The largest monetary decrease for any mineral was for iron ore, down 17.1 per cent or $38 million, while nickel fell 49.2 per cent or $18.6 million.
In terms of metres drilled the trend estimate fell 2.7 per cent for the December quarter, with the current estimate 22.6 per cent lower than the same time in 2012.
Greenfields drilling fell 33.2 per cent while brownfields drilling rose by 9.1 per cent.
The Australian Nuclear Science and Technology Organisation (ANSTO) will also receive funding, with an additional $31.6 million over four years to the group to go towards the costs of operating the Open Pool Australian Lightwater (OPA) nuclear research reactor at full capacity.
Regionally the nation’s north is also a winner, with the government to develop a white paper investigating the development of a Northern Economic Zone.
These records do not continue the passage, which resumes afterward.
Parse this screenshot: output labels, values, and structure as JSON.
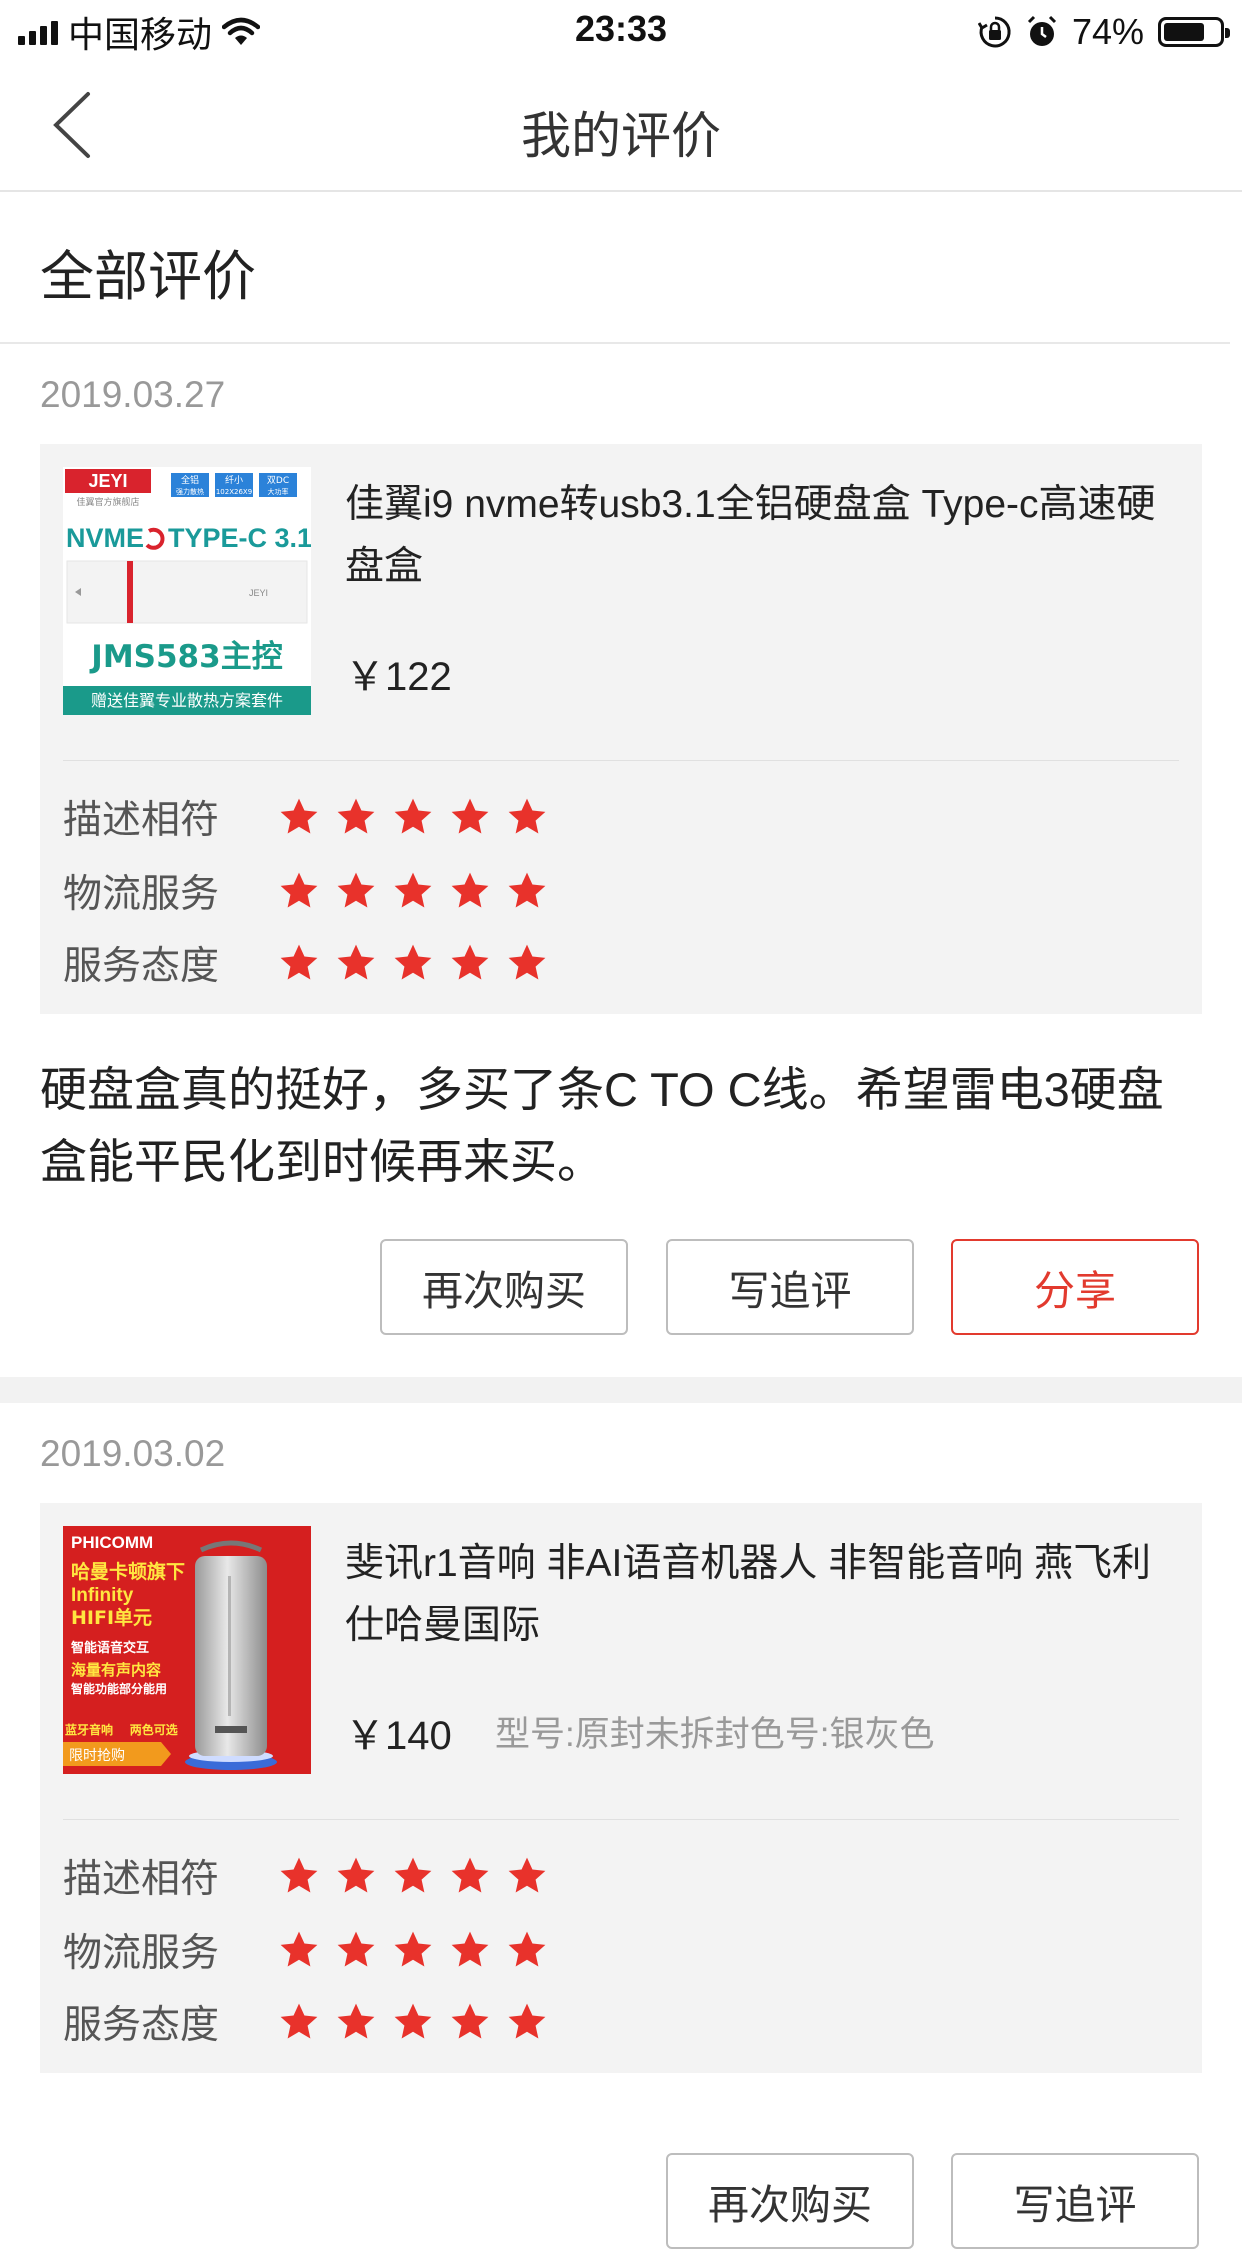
{
  "status_bar": {
    "carrier": "中国移动",
    "time": "23:33",
    "battery": "74%",
    "battery_level": 0.74
  },
  "header": {
    "title": "我的评价"
  },
  "section": {
    "title": "全部评价"
  },
  "rating_labels": [
    "描述相符",
    "物流服务",
    "服务态度"
  ],
  "buttons": {
    "buy_again": "再次购买",
    "follow_up": "写追评",
    "share": "分享"
  },
  "reviews": [
    {
      "date": "2019.03.27",
      "product_title": "佳翼i9 nvme转usb3.1全铝硬盘盒 Type-c高速硬盘盒",
      "price": "￥122",
      "spec": "",
      "thumb": {
        "brand": "JEYI",
        "tagline": "佳翼官方旗舰店",
        "badges": [
          "全铝",
          "纤小",
          "双DC"
        ],
        "badge_subs": [
          "强力散热",
          "102X26X9",
          "大功率"
        ],
        "headline_left": "NVME",
        "headline_right": "TYPE-C 3.1",
        "chip": "JMS583主控",
        "footer": "赠送佳翼专业散热方案套件",
        "device_brand": "JEYI"
      },
      "ratings": [
        5,
        5,
        5
      ],
      "content": "硬盘盒真的挺好，多买了条C TO C线。希望雷电3硬盘盒能平民化到时候再来买。"
    },
    {
      "date": "2019.03.02",
      "product_title": "斐讯r1音响 非AI语音机器人 非智能音响 燕飞利仕哈曼国际",
      "price": "￥140",
      "spec": "型号:原封未拆封色号:银灰色",
      "thumb": {
        "brand": "PHICOMM",
        "lines": [
          "哈曼卡顿旗下",
          "Infinity",
          "HIFI单元"
        ],
        "features": [
          "智能语音交互",
          "海量有声内容",
          "智能功能部分能用"
        ],
        "bottom": "蓝牙音响    两色可选",
        "tag": "限时抢购"
      },
      "ratings": [
        5,
        5,
        5
      ]
    }
  ]
}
There have been calls for the establishment of a Northern Special Economic Zonefor some time, with Galaxy poll results released by the Institute of Public Affairs stating that more than half of those surveyed supported lower taxes to stimulate growth in the north.
Hugh Tobin from the Institute of Public Affairs told Australian Mining “a Northern Special Economic Zone, comprising Northern Western Australia, the Northern Territory, and Northern Queensland will allow Australia to make the most of our natural mineral wealth and will reduce some of the problems that exist for people living in these regions”.
In Gina Rinehart’s book released more than a year ago she called for the establishment of a new economic zone,pushing her position as the chair of the group Australians for Northern Development and Economic Vision (ANDEV).
The government is also making an enormous push on the infrastructure front, promising a six year $50 billion package, to build new roads, railways, and ports.
But it is not all good news for industry.
The National Low Emissions Coal Initiative, which helped companies develop and deploy technology to reduce emissions from coal use, has had its funding reduced, although funding of $96.6 million over four years will remain available.
The much purported Diesel Fuel Tax Rebate Scheme cuts that were expected did not rise, but the overall fuel excise tax cut did, which will lead to an overall increase in fuel costs.
For younger workers the Australian Apprenticeships Incentives Programme – Tools for your Trade will end.
Although from July this year the government will provide apprentices with concessional Trade Support Loans of up to $20 000 over a four‑year apprenticeship.
“We give young people loans to help them complete a university course, so it is only right that those completing a trade qualification get the same fair go,” Hockey said.
While this budget is a mixed bag, and has a more austere focus for many Australians, it is yet to be seen what effect the new measures will have on the growing national deficit.
Courtesy of Australian Mining